By Kelly-Jo Bluen
ON PAST MONDAY, for the first time in the history of the International Criminal Court (ICC), it convicted a defendant for sexual and gender-based crimes. The defendant was Jean-Pierre Bemba, former vice-president of the Democratic Republic of Congo (DRC), who was charged for war crimes and crimes against humanity for his involvement in the Central African Republic (CAR) conflict.
While most of the testimonies were from women, this was also the first time in the history of international criminal law that sexual violence against men has been defined in law as the crime of rape. Previously, the rape of men has been addressed internationally as a crime of torture, outrage upon personal dignity or cruel treatment. This conviction represents a critical juncture in a long and reprehensible history of regarding sexual violence as an unfortunate byproduct of war.
In the Nuremberg Trials, perpetrators were not prosecuted despite evidence of sexual violence. The International Criminal Tribunals for Yugoslavia and Rwanda (ICTR) in many ways concretised legal thinking surrounding the prosecution of wartime sexual violence. In the landmark Akayesu case, the ICTR for the first time recognised rape as an instrument of genocide. It is against this backdrop that the ICC has included sexual crimes in various charges.
While it has garnered mixed responses in the DRC and CAR, the conviction is substantial in terms of its contribution to the prosecution of wartime sexual violence and has been lauded as such by the ICC and several governments and human rights organisations.
At the same time, it is important it is considered as part of a broader spectrum of ideas and approaches to gender-based violence in conflict, and that the victory is not instrumentalised to entrench narrow definitions of wartime rape.
The ICC can only prosecute rape as a war crime, crime against humanity or act of genocide. This addresses a particular form of wartime rape largely committed by combatants under a command structure. In most war contexts, as in peace contexts, in the context of global patriarchy, a large proportion of incidents of rape happen in intimate partnerships.
In focusing on the horrors of rape as an international atrocity crime, it is important that the narration and policy structures surrounding rape do not exclude this.

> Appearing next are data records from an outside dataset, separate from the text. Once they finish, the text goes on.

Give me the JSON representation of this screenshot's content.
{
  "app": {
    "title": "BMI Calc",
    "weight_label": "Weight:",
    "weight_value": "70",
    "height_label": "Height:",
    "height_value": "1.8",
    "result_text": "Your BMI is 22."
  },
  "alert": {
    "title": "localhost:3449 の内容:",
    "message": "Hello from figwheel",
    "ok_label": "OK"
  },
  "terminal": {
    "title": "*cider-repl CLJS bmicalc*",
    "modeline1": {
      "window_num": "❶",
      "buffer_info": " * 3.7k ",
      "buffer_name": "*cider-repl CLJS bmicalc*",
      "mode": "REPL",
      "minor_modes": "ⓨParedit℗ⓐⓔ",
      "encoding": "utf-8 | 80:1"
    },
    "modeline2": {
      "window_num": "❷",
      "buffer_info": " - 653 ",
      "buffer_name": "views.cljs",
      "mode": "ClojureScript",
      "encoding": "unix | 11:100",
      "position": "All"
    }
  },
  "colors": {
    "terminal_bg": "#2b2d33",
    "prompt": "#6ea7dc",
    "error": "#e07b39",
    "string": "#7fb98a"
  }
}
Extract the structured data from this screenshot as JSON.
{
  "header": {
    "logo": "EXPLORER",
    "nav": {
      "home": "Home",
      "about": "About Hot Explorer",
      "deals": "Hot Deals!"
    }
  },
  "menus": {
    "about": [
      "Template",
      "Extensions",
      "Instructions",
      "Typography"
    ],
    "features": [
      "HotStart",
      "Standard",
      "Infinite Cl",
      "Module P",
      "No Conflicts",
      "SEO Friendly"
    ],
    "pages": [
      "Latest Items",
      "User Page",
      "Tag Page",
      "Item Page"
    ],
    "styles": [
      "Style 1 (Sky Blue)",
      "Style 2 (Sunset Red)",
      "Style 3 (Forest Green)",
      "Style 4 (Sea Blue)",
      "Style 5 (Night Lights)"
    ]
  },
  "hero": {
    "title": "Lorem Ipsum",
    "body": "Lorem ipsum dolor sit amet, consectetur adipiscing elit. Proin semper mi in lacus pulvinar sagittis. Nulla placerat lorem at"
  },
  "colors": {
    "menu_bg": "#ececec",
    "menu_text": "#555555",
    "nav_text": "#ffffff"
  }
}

It is essential that the focus on women in conflict, embodied by various international frameworks including the Women, Peace and Security Agenda, does not come to define what many feminist activists and writers refer to as “perfect victims”, thereby excluding those whose experience does not subscribe to a particular notion of what rape looks like.
Rape is a horrific act of violence; it does not require concomitant injury for it to be considered a crime. Nor is it a crime simply within the remit of combatants, or “barbaric others” so frequently construed. It is committed by ordinary men, all the time, in peace and in war.
The ICC is a court and it cannot prosecute outside its mandate. It is also, in many ways, a juridical product of, and reproducer of, a particular set of ideas surrounding rape in conflict. Thus, while lauding this development, it is important to guard against the narratives employed becoming a singular and unrepresentative description of rape in conflict, specifically when they encompass paternalistic notions and do not provide for justice for many of the survivors of sexual violence.
As in all contexts, the horrors of gender-based violence come in many forms, all of which are egregious and unacceptable.
More thinking and more questions need to go into conversations to address the horrors of wartime sexual violence.
• Bluen is project leader for international justice at the Institute for Justice and Reconciliation